Update: Download zip-file of plugin here.
Update: I’m working on a more general solution that can be used on any web page here: https://bitcoinwidget.appspot.com/.
I signed up for the Flattr micro-payment platform a while ago and I’ve been very pleased with the system. It is very convenient to be able to donate a small sum to the author after reading an interesting blog post or encountering a useful open source project. However, recently the digital currency Bitcoin came to my attention as a possible contender for micro-payments, one of the primary advantages being that the transaction fee is very low compared to Flattr (who take 10% of every transaction). So I’ve made a Bitcoin wallet and I intend to use it like Flattr to give a small sum to anyone whose blog posts or source code I find useful or interesting.
In addition you can donate a small amount to my projects using the link on the right or below. I made a small WordPress plugin to complement the pretty Flattr button. If you want to use it on your own site you can get the source code here. It shows the address, QR code and current balance, and it works like a shortcode which can be embedded in any post, page or widget. It is also possible to show the number of transactions instead of the balance, the total received amount, or nothing at all, like this:

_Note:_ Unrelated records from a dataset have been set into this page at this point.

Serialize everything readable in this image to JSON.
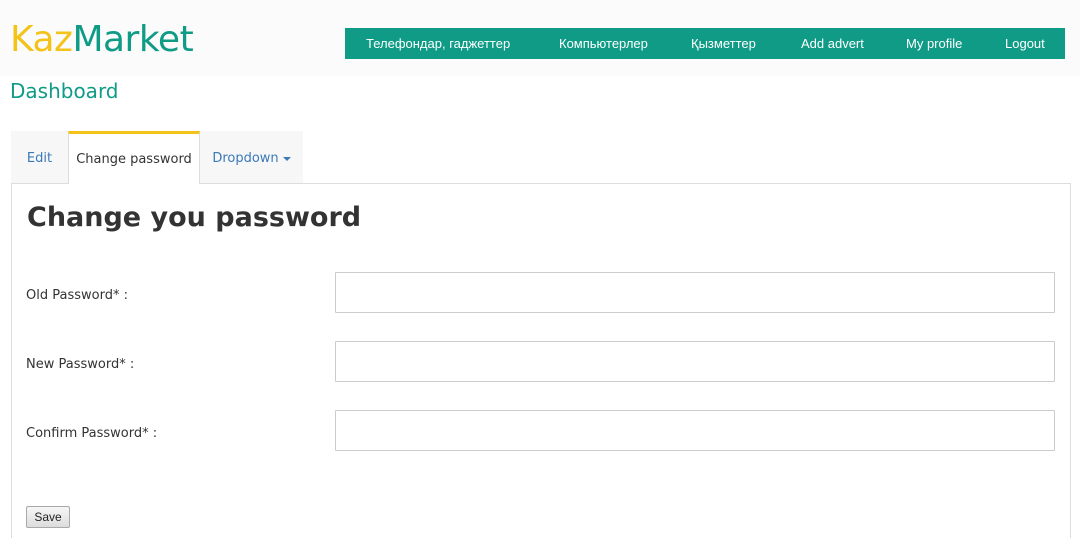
{
  "brand": {
    "part_a": "Kaz",
    "part_b": "Market"
  },
  "page_title": "Dashboard",
  "topnav": {
    "items": [
      "Телефондар, гаджеттер",
      "Компьютерлер",
      "Қызметтер",
      "Add advert",
      "My profile",
      "Logout"
    ]
  },
  "tabs": {
    "edit": "Edit",
    "change_password": "Change password",
    "dropdown": "Dropdown"
  },
  "form": {
    "heading": "Change you password",
    "old_password_label": "Old Password* :",
    "new_password_label": "New Password* :",
    "confirm_password_label": "Confirm Password* :",
    "old_password_value": "",
    "new_password_value": "",
    "confirm_password_value": "",
    "save_label": "Save"
  },
  "colors": {
    "brand_yellow": "#f3c31a",
    "brand_teal": "#0f9b86",
    "link_blue": "#3a7ab8"
  },
  "icons": {
    "dropdown_caret": "caret-down-icon"
  }
}
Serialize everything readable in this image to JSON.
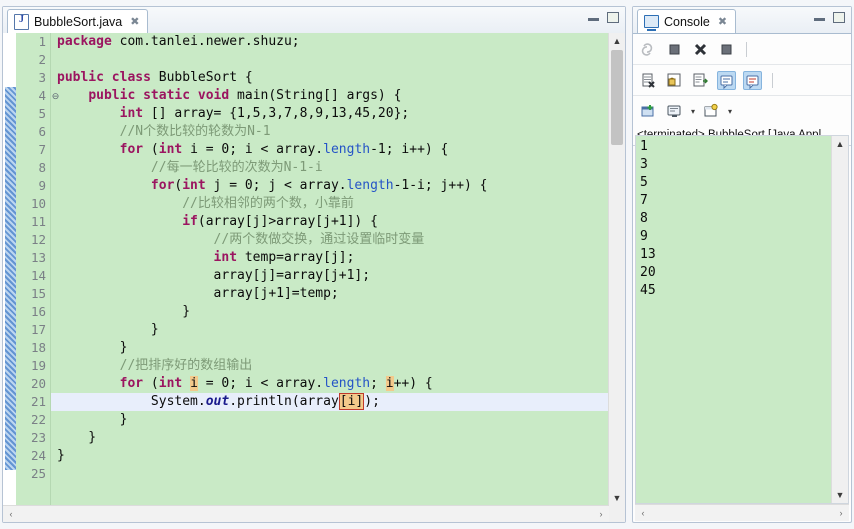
{
  "editor": {
    "tab": {
      "label": "BubbleSort.java",
      "close": "✖",
      "icon": "java-file-icon"
    },
    "window_buttons": {
      "minimize": "minimize-icon",
      "maximize": "maximize-icon"
    },
    "line_numbers": [
      "1",
      "2",
      "3",
      "4",
      "5",
      "6",
      "7",
      "8",
      "9",
      "10",
      "11",
      "12",
      "13",
      "14",
      "15",
      "16",
      "17",
      "18",
      "19",
      "20",
      "21",
      "22",
      "23",
      "24",
      "25"
    ],
    "fold_marker": "⊖",
    "highlighted_line": "21",
    "code_lines": [
      {
        "n": "1",
        "text": "package com.tanlei.newer.shuzu;"
      },
      {
        "n": "2",
        "text": ""
      },
      {
        "n": "3",
        "text": "public class BubbleSort {"
      },
      {
        "n": "4",
        "text": "    public static void main(String[] args) {"
      },
      {
        "n": "5",
        "text": "        int [] array= {1,5,3,7,8,9,13,45,20};"
      },
      {
        "n": "6",
        "text": "        //N个数比较的轮数为N-1"
      },
      {
        "n": "7",
        "text": "        for (int i = 0; i < array.length-1; i++) {"
      },
      {
        "n": "8",
        "text": "            //每一轮比较的次数为N-1-i"
      },
      {
        "n": "9",
        "text": "            for(int j = 0; j < array.length-1-i; j++) {"
      },
      {
        "n": "10",
        "text": "                //比较相邻的两个数，小靠前"
      },
      {
        "n": "11",
        "text": "                if(array[j]>array[j+1]) {"
      },
      {
        "n": "12",
        "text": "                    //两个数做交换，通过设置临时变量"
      },
      {
        "n": "13",
        "text": "                    int temp=array[j];"
      },
      {
        "n": "14",
        "text": "                    array[j]=array[j+1];"
      },
      {
        "n": "15",
        "text": "                    array[j+1]=temp;"
      },
      {
        "n": "16",
        "text": "                }"
      },
      {
        "n": "17",
        "text": "            }"
      },
      {
        "n": "18",
        "text": "        }"
      },
      {
        "n": "19",
        "text": "        //把排序好的数组输出"
      },
      {
        "n": "20",
        "text": "        for (int i = 0; i < array.length; i++) {"
      },
      {
        "n": "21",
        "text": "            System.out.println(array[i]);"
      },
      {
        "n": "22",
        "text": "        }"
      },
      {
        "n": "23",
        "text": "    }"
      },
      {
        "n": "24",
        "text": "}"
      },
      {
        "n": "25",
        "text": ""
      }
    ],
    "scroll": {
      "up": "▲",
      "down": "▼",
      "left": "‹",
      "right": "›"
    }
  },
  "console": {
    "tab": {
      "label": "Console",
      "close": "✖",
      "icon": "console-icon"
    },
    "window_buttons": {
      "minimize": "minimize-icon",
      "maximize": "maximize-icon"
    },
    "toolbar_row1": [
      {
        "name": "relaunch-icon",
        "enabled": "false"
      },
      {
        "name": "terminate-icon",
        "enabled": "true"
      },
      {
        "name": "remove-launch-icon",
        "enabled": "true"
      },
      {
        "name": "remove-all-terminated-icon",
        "enabled": "true"
      }
    ],
    "toolbar_row2": [
      {
        "name": "clear-console-icon",
        "active": "false"
      },
      {
        "name": "scroll-lock-icon",
        "active": "false"
      },
      {
        "name": "pin-console-icon",
        "active": "false"
      },
      {
        "name": "show-console-on-output-icon",
        "active": "true"
      },
      {
        "name": "show-console-on-error-icon",
        "active": "true"
      }
    ],
    "toolbar_row3": [
      {
        "name": "new-console-view-icon",
        "caret": "false"
      },
      {
        "name": "display-selected-console-icon",
        "caret": "true"
      },
      {
        "name": "open-console-icon",
        "caret": "true"
      }
    ],
    "caret_glyph": "▾",
    "status": "<terminated> BubbleSort [Java Appl",
    "output_lines": [
      "1",
      "3",
      "5",
      "7",
      "8",
      "9",
      "13",
      "20",
      "45"
    ],
    "scroll": {
      "up": "▲",
      "down": "▼",
      "left": "‹",
      "right": "›"
    }
  },
  "colors": {
    "code_background": "#c9eac6",
    "keyword": "#9b1560",
    "comment": "#7d9a77",
    "field": "#2554c7",
    "static_field": "#1a1a8c",
    "occurrence": "#f3c98b",
    "toggle_active": "#bcd9f2"
  }
}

The freeserf development is still ongoing although a bit slowly. I’ve not found much time to work on this since I’ve been busy with exams in January, and then moving back to Denmark. Today I have posted new Windows builds fixing just a few bugs. Since Github discontinued the hosting of download files I’ve had to move the files, so in the future they will be available from this location. In addition, Jonas Gerlach has kindly provided a build for Open Pandorda that is available here.

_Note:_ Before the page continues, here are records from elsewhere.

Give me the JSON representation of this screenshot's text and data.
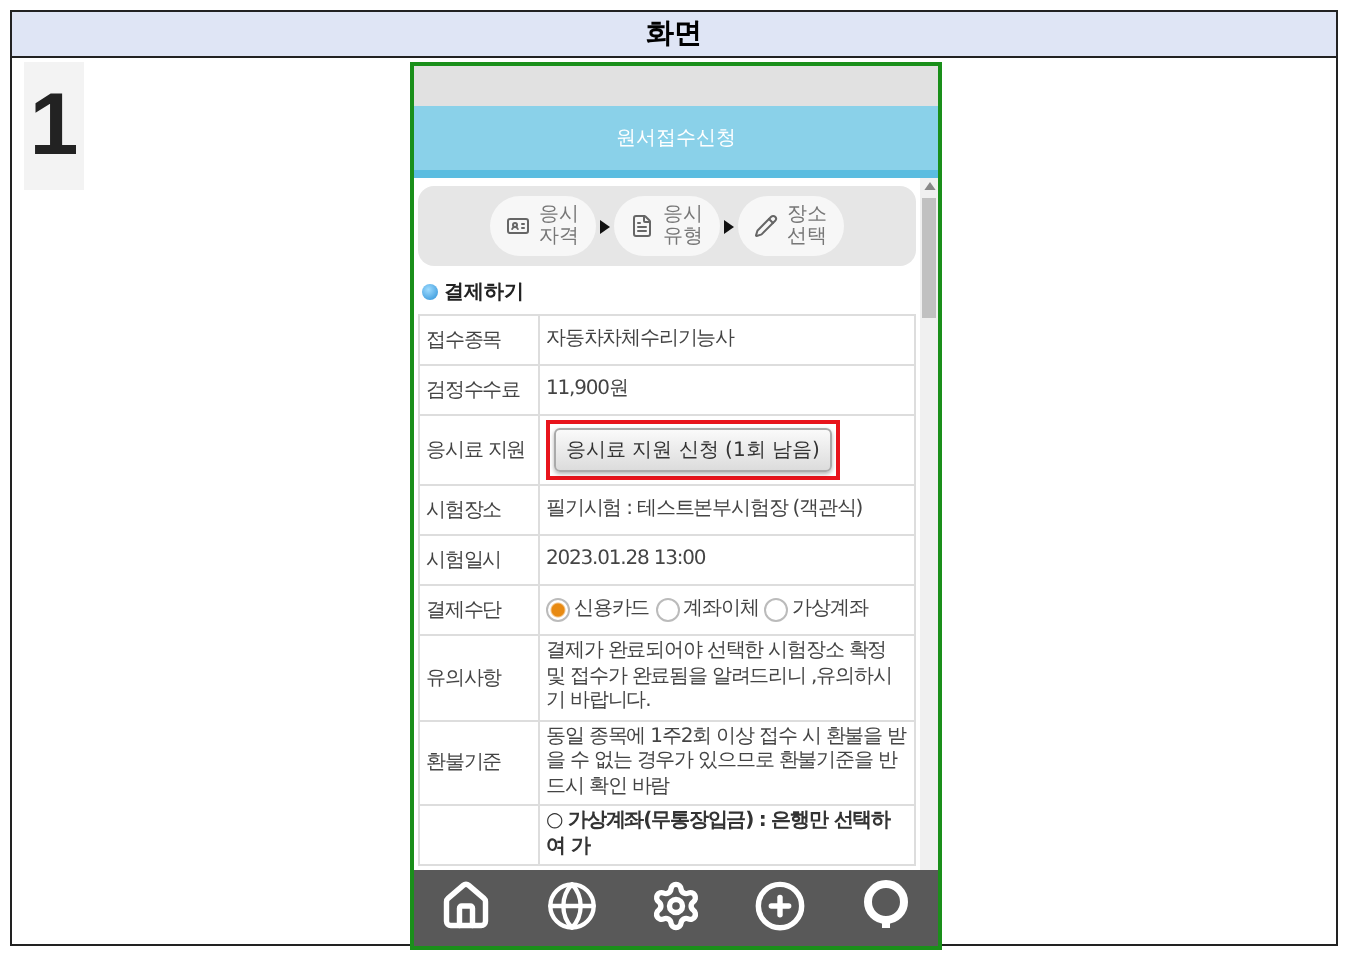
{
  "sheet": {
    "header": "화면",
    "row_number": "1"
  },
  "phone": {
    "title": "원서접수신청",
    "steps": [
      {
        "label": "응시 자격"
      },
      {
        "label": "응시 유형"
      },
      {
        "label": "장소 선택"
      }
    ],
    "section_title": "결제하기",
    "rows": [
      {
        "kind": "text",
        "label": "접수종목",
        "value": "자동차차체수리기능사"
      },
      {
        "kind": "text",
        "label": "검정수수료",
        "value": "11,900원"
      },
      {
        "kind": "button",
        "label": "응시료 지원",
        "value": "응시료 지원 신청 (1회 남음)",
        "highlighted": true
      },
      {
        "kind": "text",
        "label": "시험장소",
        "value": "필기시험 : 테스트본부시험장 (객관식)"
      },
      {
        "kind": "text",
        "label": "시험일시",
        "value": "2023.01.28 13:00"
      },
      {
        "kind": "radio",
        "label": "결제수단",
        "options": [
          {
            "label": "신용카드",
            "selected": true
          },
          {
            "label": "계좌이체",
            "selected": false
          },
          {
            "label": "가상계좌",
            "selected": false
          }
        ]
      },
      {
        "kind": "text",
        "label": "유의사항",
        "value": "결제가 완료되어야 선택한 시험장소 확정 및 접수가 완료됨을 알려드리니 ,유의하시기 바랍니다."
      },
      {
        "kind": "text",
        "label": "환불기준",
        "value": "동일 종목에 1주2회 이상 접수 시 환불을 받을 수 없는 경우가 있으므로 환불기준을 반드시 확인 바람"
      },
      {
        "kind": "bold",
        "label": "",
        "value": "○ 가상계좌(무통장입금) : 은행만 선택하여 가"
      }
    ]
  }
}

The current status is that only some few minor issues are missing for the 0.1 release. The goal of this release was that it should have an implementation of the core game play as close as possible to the original game, but without any AI or multiplayer support. This is more or less achieved already, except for some outstanding bugs and polishing of the code that need to be taken care of. I think it may be ready relatively soon. Please keep filing bug reports on Github when you encounter any issues!
I am happy to announce that there has been some progress in the freeserf project lately. I have had a little time to add some features, and a contributor (wdigger) has added sounds effects and music playback using the media in the data file, and is working on further improvements. In addition, there might be some work done on an Android port, but it is not certain yet if this will work out currently.
I will try to post new windows builds at least once a week if there has been any interesting development in that week. Linux/OSX users can check this out from github and compile – it’s quite easy.
Any problems or bugs can be reported preferably on github, or alternatively, in the comments. There is also an IRC channel on Freenode named #freeserf where you might be able to encounter someone working on the project.
I just decided to release all the code for my Settlers 1 clone to GitHub. You can find more info here. It’s working, and semi-playable, but still pretty far from the full experience. I don’t know if I’ll ever get time to finish it, but at least now someone also can pick it up and hopefully do something nice with it.
I finally had some time to throw a new release of Redshift together. The most important change, for most of you, is probably the Geoclue location provider by Mathieu Trudel-Lapierre. The old GNOME clock location provider has stopped working for many, as Ubuntu no longer includes a clock applet in the unity desktop. This is fixed now with this new location provider, which should work right out-of-the-box on Ubuntu Natty systems.
Other news are:
- Allow brightness to be adjusted (-b).
- Provide option to set color temperature directly (Joe Hillenbrand).
- Add option to show program version (-V).
- Add configure.ac option to install ubuntu icons. They will no longer be installed by default (Francesco Marella).
- config: Look in %userprofile%/.config/redshift.conf on windows platform.
- Fix: w32gdi: Obtain a new DC handle on every adjustment. This fixes a bug where redshift stops updating the screen.